For both Turbines A and B, there is an active alert. It is also interesting to consider the behavior of the trends for two other cases: when there is no alert from Predict, and after the user has taken an action to fix an issue identified by Predict.
For Turbine C (in which there was no indication of a fault), the temperature does not cross the High limit, as might be expected. For Turbine D on the other hand, there was an alert from Predict and maintenance was performed. Following this maintenance in early September, it is clear that the temperature has come back to normal.
Identifying that an anomaly exists in a component in a turbine within your portfolio is only the first step of the process. To achieve focused and efficient maintenance, it is important to understand the potential causes for an increase in component temperatures. The anomaly detection process is based purely on data from the turbine, whereas the recommendation system, which provides potential reasons for the increase in temperature, must be built upon the experience of the users. To illustrate this, we look at faults detected by Predict in the central hydraulic system of two turbines.
Figure 6 shows the plot of hydraulic oil temperature vs power and wind speed for two turbines. Following an indication from Predict and after further investigation on site, it was apparent that the same component had failed in both turbines. The behavior of component temperature is similar for both turbines, that is, a larger deviation in low power regions and smaller or no deviation when the power is higher. The case study indicates that different failure modes will manifest discernably different patterns or fault signatures.

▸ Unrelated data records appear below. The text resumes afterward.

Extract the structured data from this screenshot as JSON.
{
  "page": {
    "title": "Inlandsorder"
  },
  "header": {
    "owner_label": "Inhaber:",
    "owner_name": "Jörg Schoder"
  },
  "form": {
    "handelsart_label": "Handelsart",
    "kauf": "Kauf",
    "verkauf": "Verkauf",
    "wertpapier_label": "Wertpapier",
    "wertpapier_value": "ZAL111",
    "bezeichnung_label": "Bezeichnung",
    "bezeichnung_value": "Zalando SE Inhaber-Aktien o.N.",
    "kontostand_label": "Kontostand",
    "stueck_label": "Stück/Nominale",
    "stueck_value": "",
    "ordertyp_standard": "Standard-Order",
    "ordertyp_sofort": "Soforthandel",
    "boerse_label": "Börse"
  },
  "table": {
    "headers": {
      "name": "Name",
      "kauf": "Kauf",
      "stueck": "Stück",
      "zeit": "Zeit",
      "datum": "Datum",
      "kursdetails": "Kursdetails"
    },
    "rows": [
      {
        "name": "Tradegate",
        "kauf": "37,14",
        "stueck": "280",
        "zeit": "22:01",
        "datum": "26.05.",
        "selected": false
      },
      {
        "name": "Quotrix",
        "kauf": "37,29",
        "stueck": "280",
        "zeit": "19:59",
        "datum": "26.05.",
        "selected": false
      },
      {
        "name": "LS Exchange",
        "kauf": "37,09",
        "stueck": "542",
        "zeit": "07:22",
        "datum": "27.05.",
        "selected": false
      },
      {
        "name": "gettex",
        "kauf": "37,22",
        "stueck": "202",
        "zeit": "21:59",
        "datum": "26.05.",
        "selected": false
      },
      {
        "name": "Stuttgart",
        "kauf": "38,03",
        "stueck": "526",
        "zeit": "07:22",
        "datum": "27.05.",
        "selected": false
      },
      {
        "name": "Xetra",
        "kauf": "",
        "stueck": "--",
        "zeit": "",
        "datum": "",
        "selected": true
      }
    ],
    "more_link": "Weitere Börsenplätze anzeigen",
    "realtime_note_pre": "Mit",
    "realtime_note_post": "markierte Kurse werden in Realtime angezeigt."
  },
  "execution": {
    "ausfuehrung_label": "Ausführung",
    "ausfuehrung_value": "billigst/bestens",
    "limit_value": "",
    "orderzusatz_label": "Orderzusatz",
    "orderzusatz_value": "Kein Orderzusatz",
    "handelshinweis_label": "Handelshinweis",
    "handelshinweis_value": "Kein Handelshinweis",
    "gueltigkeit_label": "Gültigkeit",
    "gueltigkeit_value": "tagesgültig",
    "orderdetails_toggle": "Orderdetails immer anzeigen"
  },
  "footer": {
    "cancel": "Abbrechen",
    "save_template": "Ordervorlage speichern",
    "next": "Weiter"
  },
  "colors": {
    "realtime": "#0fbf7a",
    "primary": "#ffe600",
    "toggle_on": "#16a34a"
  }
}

The upcoming improvement in Predict will include a continuously evolving recommendation system. The recommendation system will describe the most probable cause for the alert and recommend the best course of action to tackle the issue.
Today, we are in the process of building this system. It will be based on a feedback tool embedded in the product which will allow the users to seamlessly provide information about which components have been repaired/replaced following an alert. Predict will gather and learn from this feedback over time, continually strengthening the recommendation system. The users of Predict will be able to anonymously share information and by doing so streamline the maintenance of their turbines: a win-win situation for all.
What else is cooking?
Predict has proven to be successful in providing increased value to our customers. In addition to developing the Predict as a part of the Greenbyte Energy Cloud offering, we are working on providing Predict as a stand-alone solution.
The success of Predict has also motivated us to examine different ways of utilizing AI methods. Predict is a temperature-based condition monitoring system, and hence does not utilize a large portion of the data that is available in a typical wind turbine SCADA system. Furthermore, temperature analysis will not be able to detect faults in certain components, like the blades, for example. Hence, the next natural step for us was to start investigating Deep Neural Network architectures to create models which could utilize all available signals from the SCADA system. We have worked extensively on this for the past six months and are very close to a working prototype. Expect more about the next AI offering from Greenbyte soon.